British Columbia will be phasing in a prescribed safe supply program to counter the toxic and increasingly deadly supply of illicit drugs, more than five years after the public health crisis was declared.
Announced Thursday, the phased policy is intended to reduce stigma and end criminalization around substance use while boosting support for people using drugs.
“With more than 7,000 lives lost to toxic illicit drugs, we need new measures to connect people to the supports they need to stay safe,” says Dr. Bonnie Henry, provincial health officer.
“Reducing harm for people who use drugs is the right thing to do. Bringing in this new policy to expand prescribed safer supply is a big change for B.C.’s health-care system,” she said in a statement. “It’s about meeting people where they are at, reducing risk of toxic drug death and connecting people to the care they need and deserve.”
The phased policy works within the federal Controlled Drugs and Substances Act, which requires a prescription for a controlled substance.
“Once fully implemented, people who use drugs and who are at high risk of dying from the toxic illicit drug supply will be able to access alternatives covered by Pharmacare, including a range of opioids and stimulants as determined by programs and prescribers,” reads the provincial statement.
The announcement comes as B.C.’s toxic drug crisis continues to take the lives of about six people a day, and this year could be the deadliest on record.
In the first five months of 2021, 851 people have died in B.C. from toxic illict drugs.
The province acknowledges safe supply is one of many tools needed to save lives during the health crisis.
While B.C. is the first in Canada to introduce this type of health measure, some say the prescriber model isn’t the best approach, including the leader of B.C.’s Green Party.
“It will not be enough to drastically reduce the deaths from the toxic street supply,” Sonia Furstenau writes.
It will not be enough to drastically reduce the deaths from the toxic street supply.
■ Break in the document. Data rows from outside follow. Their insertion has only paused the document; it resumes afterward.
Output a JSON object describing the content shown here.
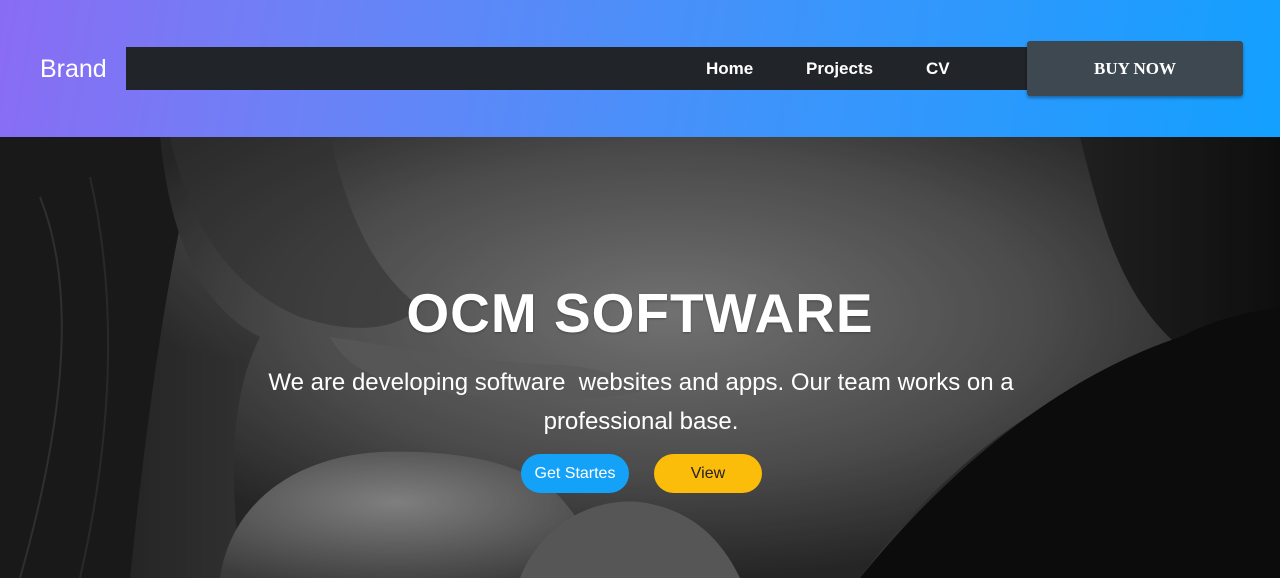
{
  "header": {
    "brand": "Brand",
    "nav": [
      {
        "label": "Home"
      },
      {
        "label": "Projects"
      },
      {
        "label": "CV"
      }
    ],
    "cta": "BUY NOW",
    "gradient_colors": [
      "#8a6cf4",
      "#13a0ff"
    ],
    "navbar_color": "#212429",
    "cta_color": "#3e4850"
  },
  "hero": {
    "title": "OCM SOFTWARE",
    "description": "We are developing software  websites and apps. Our team works on a professional base.",
    "primary_button": "Get Startes",
    "secondary_button": "View",
    "primary_color": "#14a1f8",
    "secondary_color": "#fcbc0a",
    "background_image": "grayscale close-up photo of a face with fingers at the lips"
  }
}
Many doctors are not willing to prescribe #safesupply & consider harm reduction outside of their scope. This is heightened outside of the Lower Mainland, where prescribers are few. 2/ #bcpoli
— Sonia Furstenau (@SoniaFurstenau) July 15, 2021
A prescriber-driven model is a half-measure at best.
It poses a risk for future safe supply initiatives.
This is the scapegoat the government needs to say ‘well we tried safe supply but it didn’t work’.
We must pushback on this approach.
— Nurse Ranger (@CoreyRanger) July 13, 2021
The day before, advocacy groups Drug User Liberation Front (DULF) and Vancouver Area Network of Drug Users (VANDU) handed out free, tested meth, cocaine and heroin.
Coun. Jean Swanson joined DULF and VANDU, later saying in a tweet “6 deaths a day from poison drugs is way too many. 1 is too many. Safe supply now!!”
I got to hand out safe drugs today with VANDU And DULF. 6 deaths a day from poison drugs is way too many. 1 is too many. Safe supply now !! pic.twitter.com/YokjBLBHC4
— Jean Swanson (@JeanSwanson_) July 14, 2021
BREAKING NOW: @DULFBC @VANDUpeople are handing out free heroin, cocaine and crystal meth in front of the Vancouver Police department offering a safer supply of drugs that were all checked and contain no fentanyl! Real #safersupply #harmreduction pic.twitter.com/FZjUKn8j3c
— guyfelicella (@guyfelicella) July 14, 2021
In the coroner’s latest report on illicit toxic drug deaths, it’s noted there’s been a greater number of cases with “extreme fentanyl concentrations” after last April, compared with previous months.
Phased approach ‘ensures patient and prescriber safety’
The first step is implementing the policy through health-authority funded programs already in place and already prescribing alternatives to illicit drugs, such as opioid agonist treatment, oral and injectable tablet programs, as well as through new programs supported by this year’s budget, including service hubs and outreach teams. Federally-funded safe supply programs will deliver services too.
The first phase will collect data and evaluate the approach as it’s implemented in health authorities across the province. Phase 1 is expected to last 18 to 24 months, then will expand access “once the clinical guidance is developed based” on the findings.
According to the province, the phased approach “ensures patient and prescriber safety” while gathering evidence to guide the policy.
Up to $22.6 million from the 2021 budget will be directed to health authorities over the next three years to implement, monitor and evaluate the approach.
“For people who use drugs or who care about someone who does, the risk of death is omnipresent because of the increasingly toxic illicit drug supply,” said Sheila Malcolmson, minister of mental health and addictions.
“At the start of the pandemic, B.C. provided access to some prescribed safer supply medications to save lives from overdose and protect people from COVID-19. Building on what we’ve learned, we’re expanding access to prescribed safer supply to reach more people and save more lives. This is one tool within a comprehensive response to the overdose crisis as we continue to also build up a treatment system so everyone can get the care they need. There is more to do, and we won’t stop working until we turn this crisis around.”